9 Phyllis McGuire

Phyllis McGuire a frank interview with Barbara Walters in her Las Vegas mansion

The McGuire Sisters was one of the most popular female singing groups of the 1950s. The trio of minister’s daughters also had one of the most straight-laced images until glamorous lead singer Phyllis McGuire began a scandalous romance with notorious Chicago mafia boss Sam Giancana.

Giancana was drawn to McGuire when he saw her performing with her sisters at The Desert Inn in 1959. He subsequently arranged to cancel the large debt she owed the casino. Even though McGuire testified before a grand jury in 1965 that she and Giancana were just friends, she later admitted they’d had a romantic relationship. Still, she explained in a televised interview that she did not know who he was when they first met.

In love but feeling pressure to end the romance since the bad publicity was heavily damaging the McGuire Sisters’ career and upsetting their parents, she was conflicted. Besides taking a toll on her professional life, McGuire was also caught up in an FBI investigation targeting Giancana.
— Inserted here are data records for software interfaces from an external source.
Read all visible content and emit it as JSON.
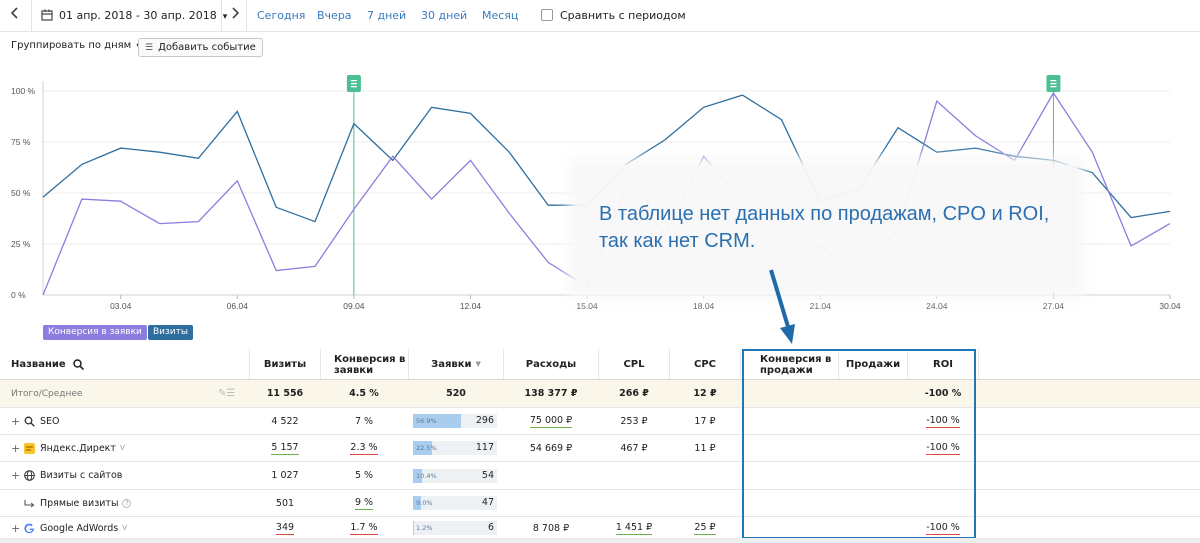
{
  "toolbar": {
    "date_range": "01 апр. 2018 - 30 апр. 2018",
    "periods": [
      "Сегодня",
      "Вчера",
      "7 дней",
      "30 дней",
      "Месяц"
    ],
    "compare_label": "Сравнить с периодом"
  },
  "controls": {
    "group_by": "Группировать по дням",
    "add_event": "Добавить событие"
  },
  "chart_data": {
    "type": "line",
    "x": [
      "01.04",
      "02.04",
      "03.04",
      "04.04",
      "05.04",
      "06.04",
      "07.04",
      "08.04",
      "09.04",
      "10.04",
      "11.04",
      "12.04",
      "13.04",
      "14.04",
      "15.04",
      "16.04",
      "17.04",
      "18.04",
      "19.04",
      "20.04",
      "21.04",
      "22.04",
      "23.04",
      "24.04",
      "25.04",
      "26.04",
      "27.04",
      "28.04",
      "29.04",
      "30.04"
    ],
    "x_tick_labels": [
      "03.04",
      "06.04",
      "09.04",
      "12.04",
      "15.04",
      "18.04",
      "21.04",
      "24.04",
      "27.04",
      "30.04"
    ],
    "y_tick_labels": [
      "100 %",
      "75 %",
      "50 %",
      "25 %",
      "0 %"
    ],
    "ylim": [
      0,
      100
    ],
    "series": [
      {
        "name": "Визиты",
        "color": "#2e6e9e",
        "values": [
          48,
          64,
          72,
          70,
          67,
          90,
          43,
          36,
          84,
          66,
          92,
          89,
          70,
          44,
          44,
          64,
          76,
          92,
          98,
          86,
          46,
          52,
          82,
          70,
          72,
          68,
          66,
          60,
          38,
          41
        ]
      },
      {
        "name": "Конверсия в заявки",
        "color": "#8c7ddf",
        "values": [
          0,
          47,
          46,
          35,
          36,
          56,
          12,
          14,
          42,
          68,
          47,
          66,
          40,
          16,
          4,
          52,
          30,
          68,
          46,
          14,
          24,
          10,
          32,
          95,
          78,
          66,
          99,
          70,
          24,
          35
        ]
      }
    ],
    "event_markers": [
      "09.04",
      "27.04"
    ],
    "grid": true
  },
  "legend": [
    {
      "label": "Конверсия в заявки",
      "color": "#8c7ddf"
    },
    {
      "label": "Визиты",
      "color": "#2e6e9e"
    }
  ],
  "note": {
    "line1": "В таблице нет данных по продажам, CPO и ROI,",
    "line2": "так как нет CRM."
  },
  "table": {
    "headers": {
      "name": "Название",
      "visits": "Визиты",
      "conv_req_1": "Конверсия в",
      "conv_req_2": "заявки",
      "requests": "Заявки",
      "costs": "Расходы",
      "cpl": "CPL",
      "cpc": "CPC",
      "conv_sales_1": "Конверсия в",
      "conv_sales_2": "продажи",
      "sales": "Продажи",
      "roi": "ROI"
    },
    "total": {
      "name": "Итого/Среднее",
      "visits": "11 556",
      "conv": "4.5 %",
      "requests": "520",
      "costs": "138 377 ₽",
      "cpl": "266 ₽",
      "cpc": "12 ₽",
      "roi": "-100 %"
    },
    "rows": [
      {
        "name": "SEO",
        "visits": "4 522",
        "conv": "7 %",
        "bar_pct": "56.9%",
        "bar_fill": 0.569,
        "requests": "296",
        "costs": "75 000 ₽",
        "cpl": "253 ₽",
        "cpc": "17 ₽",
        "roi": "-100 %"
      },
      {
        "name": "Яндекс.Директ",
        "visits": "5 157",
        "conv": "2.3 %",
        "bar_pct": "22.5%",
        "bar_fill": 0.225,
        "requests": "117",
        "costs": "54 669 ₽",
        "cpl": "467 ₽",
        "cpc": "11 ₽",
        "roi": "-100 %"
      },
      {
        "name": "Визиты с сайтов",
        "visits": "1 027",
        "conv": "5 %",
        "bar_pct": "10.4%",
        "bar_fill": 0.104,
        "requests": "54",
        "costs": "",
        "cpl": "",
        "cpc": "",
        "roi": ""
      },
      {
        "name": "Прямые визиты",
        "visits": "501",
        "conv": "9 %",
        "bar_pct": "9.0%",
        "bar_fill": 0.09,
        "requests": "47",
        "costs": "",
        "cpl": "",
        "cpc": "",
        "roi": ""
      },
      {
        "name": "Google AdWords",
        "visits": "349",
        "conv": "1.7 %",
        "bar_pct": "1.2%",
        "bar_fill": 0.012,
        "requests": "6",
        "costs": "8 708 ₽",
        "cpl": "1 451 ₽",
        "cpc": "25 ₽",
        "roi": "-100 %"
      }
    ]
  }
}
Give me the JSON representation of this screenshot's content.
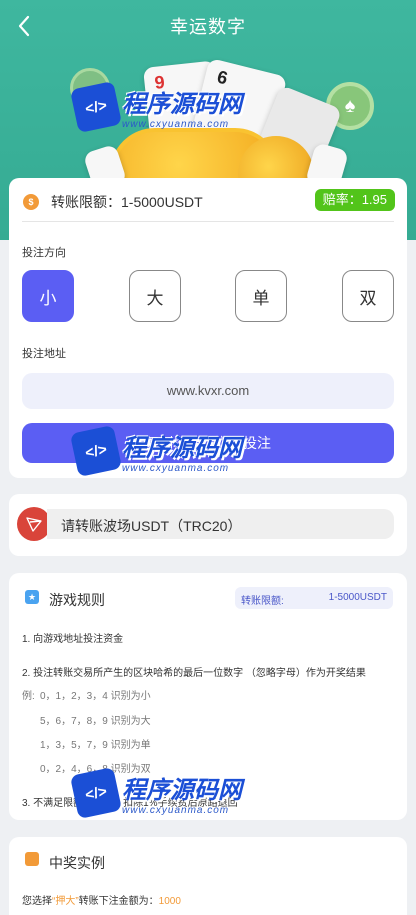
{
  "header": {
    "title": "幸运数字"
  },
  "limit_card": {
    "label": "转账限额：1-5000USDT",
    "odds": "赔率：1.95"
  },
  "bet": {
    "direction_label": "投注方向",
    "options": [
      "小",
      "大",
      "单",
      "双"
    ],
    "address_label": "投注地址",
    "address": "www.kvxr.com",
    "copy_button": "复制地址，立即投注"
  },
  "transfer": {
    "text": "请转账波场USDT（TRC20）"
  },
  "rules": {
    "title": "游戏规则",
    "badge_label": "转账限额:",
    "badge_value": "1-5000USDT",
    "r1": "1. 向游戏地址投注资金",
    "r2": "2. 投注转账交易所产生的区块哈希的最后一位数字 （忽略字母）作为开奖结果",
    "ex_label": "例:",
    "ex1": "0，1，2，3，4 识别为小",
    "ex2": "5，6，7，8，9 识别为大",
    "ex3": "1，3，5，7，9 识别为单",
    "ex4": "0，2，4，6，8 识别为双",
    "r3": "3. 不满足限额的投注，扣除1%手续费后原路退回"
  },
  "example": {
    "title": "中奖实例",
    "line_pre": "您选择",
    "line_choice": "“押大”",
    "line_mid": "转账下注金额为：",
    "line_amount": "1000"
  },
  "watermark": {
    "text": "程序源码网",
    "url": "www.cxyuanma.com"
  },
  "colors": {
    "brand": "#3fb79f",
    "accent": "#5b5ef3",
    "odds_bg": "#52c41a",
    "tron": "#d9443a"
  }
}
The agents even planted listening devices in her bedroom.

The couple was together for a number of years. But McGuire eventually became involved with oil-man Edward “Tiger Mike” Davis, and Giancana was shot to death by an undetermined assailant in 1975. Giancana and McGuire’s passionate relationship was depicted in the 1995 HBO movie Sugartime.[9]

1 Marilyn Monroe

RARE Sonny Franzese Story w/ Marilyn Monroe: Michel Franzese Interview

In light of Marilyn Monroe’s wild, sometimes scandalous lifestyle, it almost seems par for the course that she would have dated a gangster at some point. However, Monroe, who was rarely one to do things on a small scale, has been romantically linked to numerous high-profile criminals, including ladies man Sonny Franzese and reportedly Chicago mob boss Sam Giancana.

Marilyn was a very different type from the woman Giancana was most famously involved with, the clean-cut singer Phyllis McGuire. Something that has received a lot of attention is, according to many sources, Giancana was with Monroe on her last full night alive, during which he tried to talk her out of going public about her alleged affair with President John F. Kennedy.

Her romance with Franzese was part of a love triangle with her ex-husband, baseball great Joe DiMaggio, who was still in love with her. The memorable evening that Monroe sang “Happy Birthday” to President Kennedy during a Democratic fundraiser at Madison Square Garden, DiMaggio was chasing Franzese around the arena in an attempt to confront him about the affair. Franzese was trying to avoid the meeting because he admired DiMaggio. As he later claimed, he was ashamed of himself for getting involved with Monroe.[10]

fact checked by Darci Heikkinen